Read the paper here for more information!

#BWNFridayPost: Dismantling barriers faced by women in STEM

Link to the paper

Here is a twitter thread by one of the authors

This Comment by J. M. Jebsen, K. Nicoll Baines, R. A. Oliver, and I. Jayasinghe discusses the disparity in STEM research funding, and how the funding process must be restructured in order to reduce biases against minoritized groups, such as women (particularly women of color). The authors explain the many reasons for this disparity, such as cumulative disadvantage and institutional gatekeeping, and discuss how the Universal Basic Research Grant may help–in which every eligible researcher will be given a certain amount of funding every year.

Read the paper here for more information!

#BWNFridayPost: Superiority and stigma in modern psychology and neuroscience

Link to the paper

Here is a twitter thread by the author

This paper by Rebecca Schwarzlose discusses the biases often in place among neuroscience and psychology researchers, particularly in terms of assumptions concerning what type of brain is superior, and what counts as a deficit: “The standard approach to studying aging or stigmatized conditions is to compare neural or cognitive measures from the stigmatized group with those of a control group without the condition. While this approach is scientifically sound, our interpretations of the findings are often biased by the assumption that people without stigmatized conditions are neurally and mentally ideal.”

These assumptions can lead to poorer interpretations of results, as well as bias the data collection process itself. In addition to discussing this problem in research, this paper suggest several strategies to combat these biases–such as collecting other data potentially related to performance (i.e. sleep quality and hearing) and asking stigmatized groups about points of confusion within the protocol during the Pilot (and adjusting accordingly prior to capturing data).

#BWNFridayPost: Mitigating white Western individualistic bias and creating more inclusive neuroscience

Link to the paper

This paper by Linzie Taylor and Karen S. Rommelfanger discusses how currently, neuroscience is not meeting its full potential–and how this can be improved. They argue that this is due to white Western individualist bias (WWIB), which leads to the ignorance of many factors in neuroscience research that would otherwise promote equality. One such example from the paper, among many given, is EEG scans, and how despite the fact that they have much more noise when used on scalps of people with coarse and curly hair (i.e. in populations of African descent), neuroscience has continued heavily depending on using EEG globally for about 100 years.
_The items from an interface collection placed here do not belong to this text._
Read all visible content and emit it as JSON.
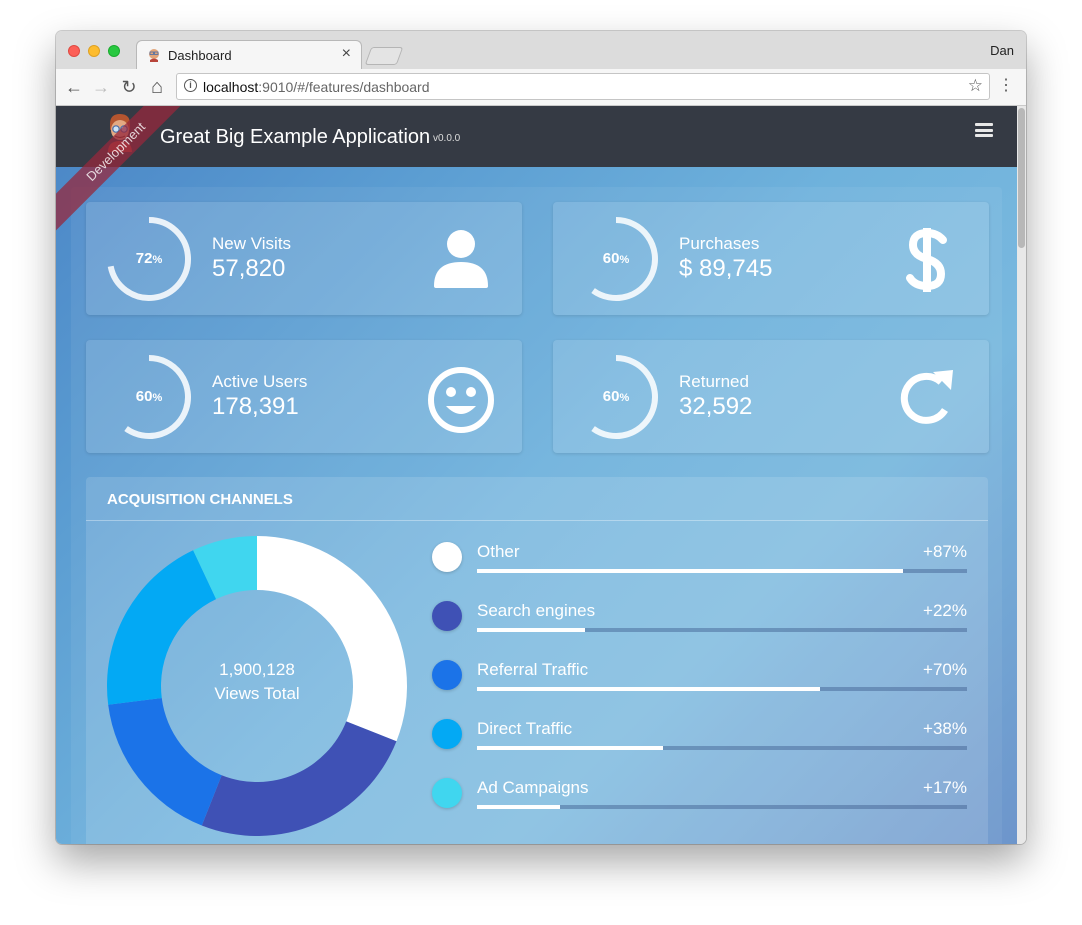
{
  "browser": {
    "tab_title": "Dashboard",
    "tab_close": "×",
    "user": "Dan",
    "url_host": "localhost",
    "url_rest": ":9010/#/features/dashboard",
    "back_glyph": "←",
    "forward_glyph": "→",
    "reload_glyph": "↻",
    "home_glyph": "⌂",
    "star_glyph": "☆",
    "menu_glyph": "⋮",
    "info_glyph": "i"
  },
  "app": {
    "title": "Great Big Example Application",
    "version": "v0.0.0",
    "ribbon": "Development"
  },
  "stats": [
    {
      "label": "New Visits",
      "value": "57,820",
      "percent": "72",
      "percent_sign": "%",
      "ring_fraction": 0.72,
      "icon": "user-icon"
    },
    {
      "label": "Purchases",
      "value": "$ 89,745",
      "percent": "60",
      "percent_sign": "%",
      "ring_fraction": 0.6,
      "icon": "dollar-icon"
    },
    {
      "label": "Active Users",
      "value": "178,391",
      "percent": "60",
      "percent_sign": "%",
      "ring_fraction": 0.6,
      "icon": "smiley-icon"
    },
    {
      "label": "Returned",
      "value": "32,592",
      "percent": "60",
      "percent_sign": "%",
      "ring_fraction": 0.6,
      "icon": "refresh-icon"
    }
  ],
  "acquisition": {
    "title": "ACQUISITION CHANNELS",
    "center_value": "1,900,128",
    "center_label": "Views Total",
    "channels": [
      {
        "name": "Other",
        "pct": "+87%",
        "bar_fraction": 0.87,
        "color": "#ffffff"
      },
      {
        "name": "Search engines",
        "pct": "+22%",
        "bar_fraction": 0.22,
        "color": "#3f51b5"
      },
      {
        "name": "Referral Traffic",
        "pct": "+70%",
        "bar_fraction": 0.7,
        "color": "#1b73e8"
      },
      {
        "name": "Direct Traffic",
        "pct": "+38%",
        "bar_fraction": 0.38,
        "color": "#03a9f4"
      },
      {
        "name": "Ad Campaigns",
        "pct": "+17%",
        "bar_fraction": 0.17,
        "color": "#40d6ef"
      }
    ]
  },
  "chart_data": {
    "type": "pie",
    "categories": [
      "Other",
      "Search engines",
      "Referral Traffic",
      "Direct Traffic",
      "Ad Campaigns"
    ],
    "values": [
      31,
      25,
      17,
      20,
      7
    ],
    "colors": [
      "#ffffff",
      "#3f51b5",
      "#1b73e8",
      "#03a9f4",
      "#40d6ef"
    ],
    "title": "ACQUISITION CHANNELS",
    "donut": true,
    "center_text": "1,900,128 Views Total"
  }
}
After illustrating this problem, the authors develop a framework for a more “relational” approach to science–an approach that, if adopted by neuroscientists, will hopefully increase the inclusivity of research as a whole.